Owen Ya-ya!

It's been hard to get action videos of Owen lately because he's become obsessed with watching videos of himself doing things. So if I get the camera out while he's doing something entertaining--which is about every 10 minutes--he'll immediately stop and run around to see the playback, even if I didn't manage to film anything. He just doesn't get that he has to do something on film first in order to watch himself.

Erin's dancing distracted him long enough for me to catch him in action in the video below. Notice at the end when he sees the reflection of the camera in the TV screen and tries to climb up my leg to watch the instant replay.

This is the same Jewish Wedding song that Owen was dancing to on bubble wrap in a previous post. And no, neither Erin nor I have any Jewish ancestry. Owen apparently developed his own heritage (no jokes about a Jewish milkman! Harold Greenstein was a gentleman and a consummate professional.)

Here's a video of Owen watching the previous video. Very meta.

karinms said…
You guys have the best blog ever!
mama mia said…
My gosh, I was just thinking the same thing, Karin! and also wondering what school might be like for all these little people who are growing up with instant "watch me on the video capability".....I am so old school, that this is just amazing to me. I can check this site and feel like I am right there!
JohnJohn said…
I'm glad you guys are enjoying reading it as much as we're enjoying writing it. But let's face it, Owen's the real star of this blog!
best post ever.
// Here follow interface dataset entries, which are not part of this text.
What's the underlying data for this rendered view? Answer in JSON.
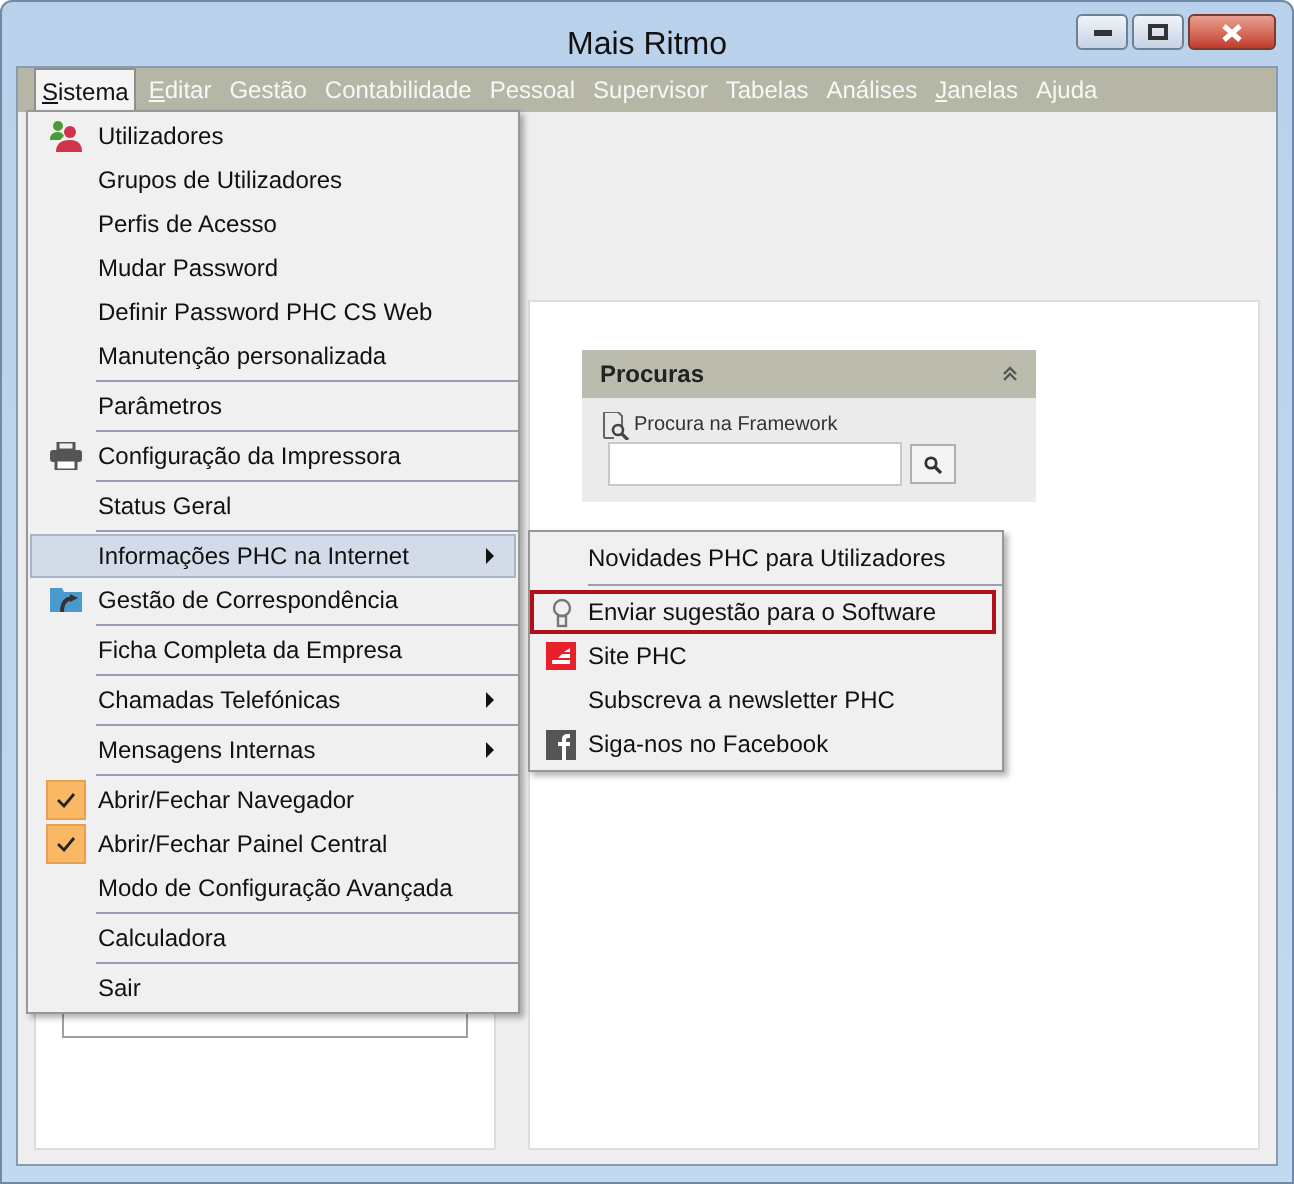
{
  "window": {
    "title": "Mais Ritmo"
  },
  "menubar": [
    {
      "label": "Sistema",
      "selected": true,
      "mnemonic": true
    },
    {
      "label": "Editar",
      "selected": false,
      "mnemonic": true
    },
    {
      "label": "Gestão",
      "selected": false,
      "mnemonic": false
    },
    {
      "label": "Contabilidade",
      "selected": false,
      "mnemonic": false
    },
    {
      "label": "Pessoal",
      "selected": false,
      "mnemonic": false
    },
    {
      "label": "Supervisor",
      "selected": false,
      "mnemonic": false
    },
    {
      "label": "Tabelas",
      "selected": false,
      "mnemonic": false
    },
    {
      "label": "Análises",
      "selected": false,
      "mnemonic": false
    },
    {
      "label": "Janelas",
      "selected": false,
      "mnemonic": true
    },
    {
      "label": "Ajuda",
      "selected": false,
      "mnemonic": false
    }
  ],
  "menu": {
    "groups": [
      [
        {
          "label": "Utilizadores",
          "kind": "users",
          "checked": false,
          "submenu": false,
          "selected": false
        },
        {
          "label": "Grupos de Utilizadores",
          "kind": "plain",
          "checked": false,
          "submenu": false,
          "selected": false
        },
        {
          "label": "Perfis de Acesso",
          "kind": "plain",
          "checked": false,
          "submenu": false,
          "selected": false
        },
        {
          "label": "Mudar Password",
          "kind": "plain",
          "checked": false,
          "submenu": false,
          "selected": false
        },
        {
          "label": "Definir Password PHC CS Web",
          "kind": "plain",
          "checked": false,
          "submenu": false,
          "selected": false
        },
        {
          "label": "Manutenção personalizada",
          "kind": "plain",
          "checked": false,
          "submenu": false,
          "selected": false
        }
      ],
      [
        {
          "label": "Parâmetros",
          "kind": "plain",
          "checked": false,
          "submenu": false,
          "selected": false
        }
      ],
      [
        {
          "label": "Configuração da Impressora",
          "kind": "printer",
          "checked": false,
          "submenu": false,
          "selected": false
        }
      ],
      [
        {
          "label": "Status Geral",
          "kind": "plain",
          "checked": false,
          "submenu": false,
          "selected": false
        }
      ],
      [
        {
          "label": "Informações PHC na Internet",
          "kind": "plain",
          "checked": false,
          "submenu": true,
          "selected": true
        },
        {
          "label": "Gestão de Correspondência",
          "kind": "folder",
          "checked": false,
          "submenu": false,
          "selected": false
        }
      ],
      [
        {
          "label": "Ficha Completa da Empresa",
          "kind": "plain",
          "checked": false,
          "submenu": false,
          "selected": false
        }
      ],
      [
        {
          "label": "Chamadas Telefónicas",
          "kind": "plain",
          "checked": false,
          "submenu": true,
          "selected": false
        }
      ],
      [
        {
          "label": "Mensagens Internas",
          "kind": "plain",
          "checked": false,
          "submenu": true,
          "selected": false
        }
      ],
      [
        {
          "label": "Abrir/Fechar Navegador",
          "kind": "plain",
          "checked": true,
          "submenu": false,
          "selected": false
        },
        {
          "label": "Abrir/Fechar Painel Central",
          "kind": "plain",
          "checked": true,
          "submenu": false,
          "selected": false
        },
        {
          "label": "Modo de Configuração Avançada",
          "kind": "plain",
          "checked": false,
          "submenu": false,
          "selected": false
        }
      ],
      [
        {
          "label": "Calculadora",
          "kind": "plain",
          "checked": false,
          "submenu": false,
          "selected": false
        }
      ],
      [
        {
          "label": "Sair",
          "kind": "plain",
          "checked": false,
          "submenu": false,
          "selected": false
        }
      ]
    ]
  },
  "submenu": {
    "groups": [
      [
        {
          "label": "Novidades PHC para Utilizadores",
          "kind": "plain",
          "selected": false
        }
      ],
      [
        {
          "label": "Enviar sugestão para o Software",
          "kind": "bulb",
          "selected": true
        },
        {
          "label": "Site PHC",
          "kind": "logo",
          "selected": false
        },
        {
          "label": "Subscreva a newsletter PHC",
          "kind": "plain",
          "selected": false
        },
        {
          "label": "Siga-nos no Facebook",
          "kind": "facebook",
          "selected": false
        }
      ]
    ]
  },
  "search_panel": {
    "title": "Procuras",
    "label": "Procura na Framework"
  }
}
On the Height of J.J. Barea

Dallas Mavericks point guard J.J. Barea standing between two very tall people (from: Picassa user photoasisphoto).

Congrats to the Dallas Mavericks, who beat the Miami Heat tonight in game six to win the NBA championship.

Okay, with that out of the way, just how tall is the busy-footed Maverick point guard J.J. Barea? He's listed as 6-foot on NBA.com, but no one, not even the sports casters, believes that he can possibly be that tall. He looks like a super-fast Hobbit out there. But could that just be relative scaling, with him standing next to a bunch of extremely tall people? People on Yahoo! Answers think so---I know because I've been Google searching "J.J. Barea Height" for the past 15 minutes.

So I decided to find a photo and settle the issue once and for all.

I then used the basketball as my metric. Wikipedia states that an NBA basketball is 29.5 inches in circumfe…

Finding Blissful Clarity by Tuning Out

It's been a minute since I've posted here. My last post was back in April, so it has actually been something like 193,000 minutes, but I like how the kids say "it's been a minute," so I'll stick with that.
As I've said before, I use this space to work out the truths in my life. Writing is a valuable way of taking the non-linear jumble of thoughts in my head and linearizing them by putting them down on the page. In short, writing helps me figure things out. However, logical thinking is not the only way of knowing the world. Another way is to recognize, listen to, and trust one's emotions. Yes, emotions are important for figuring things out.
Back in April, when I last posted here, my emotions were largely characterized by fear, sadness, anger, frustration, confusion and despair. I say largely, because this is what I was feeling on large scales; the world outside of my immediate influence. On smaller scales, where my wife, children and friends reside, I…

The Force is strong with this one...

Last night we were reviewing multiplication tables with Owen. The family fired off doublets of numbers and Owen confidently multiplied away. In the middle of the review Owen stopped and said, "I noticed something. 2 times 2 is 4. If you subtract 1 it's 3. That's equal to taking 2 and adding 1, and then taking 2 and subtracting 1, and multiplying. So 1 times 3 is 2 times 2 minus 1."

I have to admit, that I didn't quite get it at first. I asked him to repeat with another number and he did with six: "6 times 6 is 36. 36 minus 1 is 35. That's the same as 6-1 times 6+1, which is 35."

Ummmmm....wait. Huh? Lemme see...oh. OH! WOW! Owen figured out

x^2 - 1 = (x - 1) (x +1)

So $6 \times 8 = 7 \times 7 - 1 = (7-1) (7+1) = 48$. That's actually pretty handy!

You can see it in the image above. Look at the elements perpendicular to the diagonal. There's 48 bracketing 49, 35 bracketing 36, etc... After a bit more thought we…